The oscillation in Memento, between Lenny as a biologically impaired individual and Lenny as a figure for the consumerist subject, leads one to view the film as if the sentient agents had reinstated Cipher into the Matrix as an avante-garde film director whose cinematic debut is a retelling of the The Matrix from the sentient agents’ point of view regarding the possibility of social change. In this version of the plot, the Wachowski brothers’ brilliant allegory of hypercapitalism, biopower and consumer mentality is entirely abandoned to leave us with a rather coldly cynical view of what it means to be cold and cynical. This is a shame, too, because if we find Memento persuasive in its diagnosis of the way we think about ourselves, our past, and our ability to shape the future, then we are today all perhaps much more like Cipher than like Lenny—much more attuned to tuning in rather than turning on and dropping out. Virtual steak never tasted better than when Lenny is presented as someone who really gets it, who represents what we all feel and are going through—as if his experience as an asshole reflected what it is like when people today slowly are stunned into cynicism and despair as a way to cope with the quasi-syphilitic overflow of gigabytes and information.

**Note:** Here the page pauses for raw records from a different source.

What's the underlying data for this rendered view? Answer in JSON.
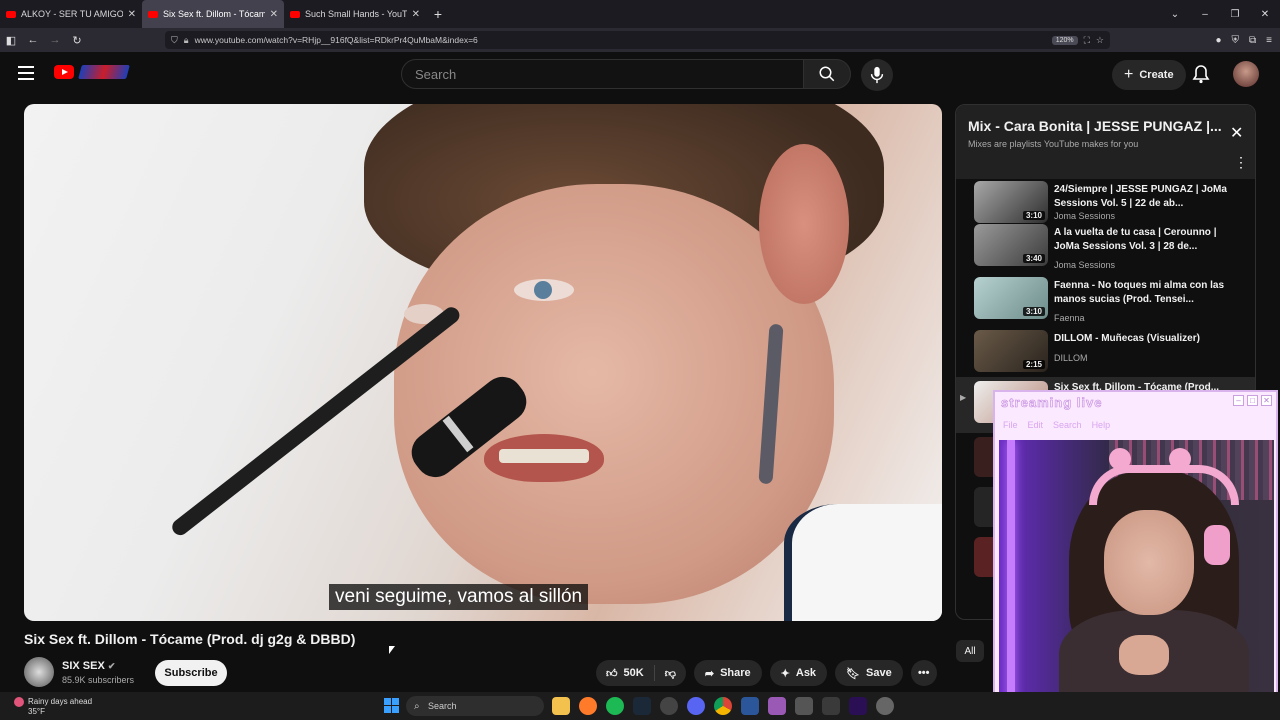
{
  "browser": {
    "tabs": [
      {
        "title": "ALKOY - SER TU AMIGO NO ES"
      },
      {
        "title": "Six Sex ft. Dillom - Tócame (Pro"
      },
      {
        "title": "Such Small Hands - YouTube"
      }
    ],
    "url": "www.youtube.com/watch?v=RHjp__916fQ&list=RDkrPr4QuMbaM&index=6",
    "zoom": "120%"
  },
  "header": {
    "search_placeholder": "Search",
    "create_label": "Create"
  },
  "video": {
    "caption": "veni seguime, vamos al sillón",
    "title": "Six Sex ft. Dillom - Tócame (Prod. dj g2g & DBBD)",
    "channel": "SIX SEX",
    "subscribers": "85.9K subscribers",
    "subscribe_label": "Subscribe",
    "likes": "50K",
    "share_label": "Share",
    "ask_label": "Ask",
    "save_label": "Save"
  },
  "playlist": {
    "title": "Mix - Cara Bonita | JESSE PUNGAZ |...",
    "subtitle": "Mixes are playlists YouTube makes for you",
    "items": [
      {
        "title": "24/Siempre | JESSE PUNGAZ | JoMa Sessions Vol. 5 | 22 de ab...",
        "channel": "Joma Sessions",
        "duration": "3:10"
      },
      {
        "title": "A la vuelta de tu casa | Cerounno | JoMa Sessions Vol. 3 | 28 de...",
        "channel": "Joma Sessions",
        "duration": "3:40"
      },
      {
        "title": "Faenna - No toques mi alma con las manos sucias (Prod. Tensei...",
        "channel": "Faenna",
        "duration": "3:10"
      },
      {
        "title": "DILLOM - Muñecas (Visualizer)",
        "channel": "DILLOM",
        "duration": "2:15"
      },
      {
        "title": "Six Sex ft. Dillom - Tócame (Prod...",
        "channel": "",
        "duration": ""
      }
    ]
  },
  "chips": {
    "all": "All"
  },
  "stream_overlay": {
    "title": "streaming live",
    "menu": [
      "File",
      "Edit",
      "Search",
      "Help"
    ]
  },
  "taskbar": {
    "weather_title": "Rainy days ahead",
    "weather_temp": "35°F",
    "search_label": "Search"
  },
  "colors": {
    "yt_red": "#ff0000",
    "background": "#0f0f0f",
    "stream_accent": "#d9b4ec"
  }
}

Memento introduces us to the world as seen through the eyes of Lenny, and does this in order to affirm that it is basically good to have your fully functioning memory. But there are limits to this feel-good normality. What are they? In the implicit worldview of Memento, these threats are found in the kinds of things biology, brain function, cognitive science and genetics can describe—how memory builds individual personality. There are no threats worthy of considering and, by extension, no social changes that merit the bother that would involve learning more—through our experiences of art—about how community, social interaction, the bodily experience of gesture and ritual and deep bodily memory might actually have the consistency they do. In fact, Lenny has all that stuff from before “the incident”—he just can’t form any new memories. And what would be the point of consuming pleasure then?

Consumerism is haunted by its own contradictions, contradictions which classical philosophy associated with the problematic connection between pleasure and the pursuit of virtue and justice. Would Cipher have sold out to the sentient agents if the virtual steak had not tasted so good? Perhaps If he thought he wouldn’t remember it as soon as he tasted it, he would never have betrayed the resistance, and Neo would truly have been The One (and Morpheus would have been literally rather than merely symbolically correct)—but, instead, in The Matrix we get an ambiguous outcome: Neo flys away to fight baddies in The Matrix II, and Trinity is abandoned at the end of The Matrix I. Memento stands as a warning that indulgence in the vice and egotism of consumer values can ultimately retard the ability to be a good consumer. Here then, is the kind of moral story that can get funded and still hold itself out as radical art: “Watch out—if you take the lures of advertising, credit and status acquisition seriously, you might end up like Lenny, without enough memory to appreciate the joys of the game!” And that is not a moral critique, it is the moral of the basic Hollywood excess story. •

©2001, all rights reserved, Matt George